A gentleman to the left of me was text-messaging throughout the entire game, and I discovered that I could make what I called “Twitter Talk” on the spot, saying to him, “SSBCHJCUTB.” When he said, “Wha?”, I translated, “Sir, shortstop Brandon Crawford has just come up to bat.” It was amazing how fast I could come up with complete sentences that way, using only the first letter of each word, no matter how intricate the syntax of the sentence might be. The gentleman, still texting and missing all the great plays, finally grew irritated and said, “Will you stop doing that!” I longed to respond with, “Sure, I’ll stop, if you stop living out of the palm of your hand,” but I recalled an old Irish joke I know that ends with the line, “An’ thas when the fight started,” and thought better of making a retort that might cost me a broken nose.
“And so it was I entered the broken world/To trace the visionary company of love, its voice/An instant in the wind (I know not wither hurled/But not for long to hold each desperate choice,” Hart Crane (maybe my second favorite 20th century poet after Osip Mandelstam) wrote in his poem “The Broken Tower.” And so, in my seventy-seventh year, I’ve entered a world that has re-invented and reshaped itself beyond anything I might have predicted or anticipated just a few years ago: a Brave New World sporting amazingly high levels of interconnectivity with potential Russian brides, the smart phone I don’t own, and baseball fans text-messaging their way (without witnessing a single non-virtual play) throughout an entire game.
I’ve had fun posting this blog, so I think–because it’s going to end up in the “About” category–I’ll close on another highly personal note: one more anecdote about my family. Tim’s daughter (Betty and my granddaughter) Emily works at The Continuum in Reno, Nevada: a “community-based intergenerational health and wellness center serving clients ‘From Pediatrics to Geriatrics,’ providing “outpatient rehabilitation with a full range of Physical, Occupational and Speech Therapy Services.” Emily recently graduated in Health Science from The University of Nevada-Reno, after spending three months working at an orphanage in Ghana, an experience which changed her life. She asked me to play piano and sing at The Continuum, which I did, but an even bigger thrill than a chance to bring some joy to the “clients” there (you can see the older set lip-synching the words to songs like “Bye Bye Blackbird” and “Honeysuckle Rose,” or even attempting to belt them out like Judy Garland), was watching Emily at work, requesting a dance with an elderly gentleman who was reluctant to accept for only five seconds, or getting the group to sing in chorus. Here’s a photo taken after the “gig”: our grandson Blake (who is a junior at the University of Reno-Nevada, an excellent student, golfer, great guy (if I do say so myself!), and soccer star), Emily, my wife Betty, and me.

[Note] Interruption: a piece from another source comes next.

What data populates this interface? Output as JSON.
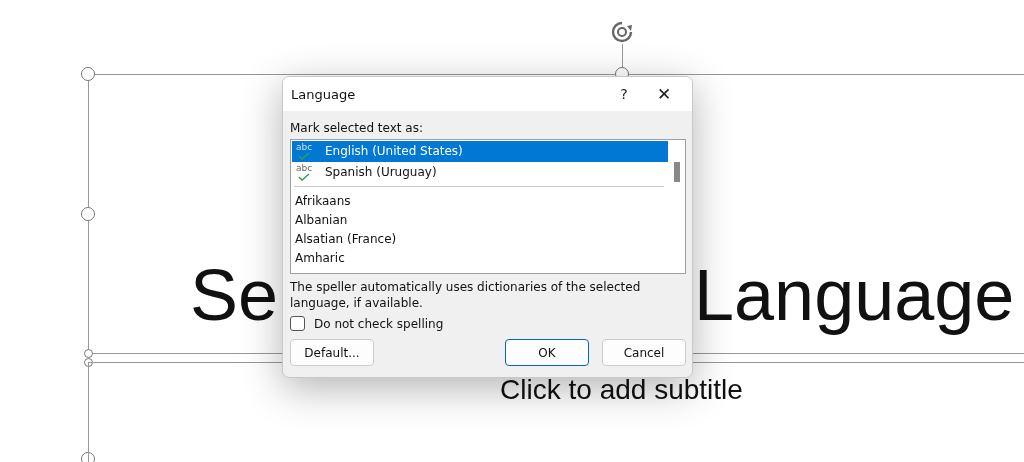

Oliver Sacks says that music is the very last thing to leave a human being, and Plato said that music and rhythm find their way into the secret places of the soul. With those fine thoughts I close out what has truly been a “fun” post for me–with, I hope, more to come.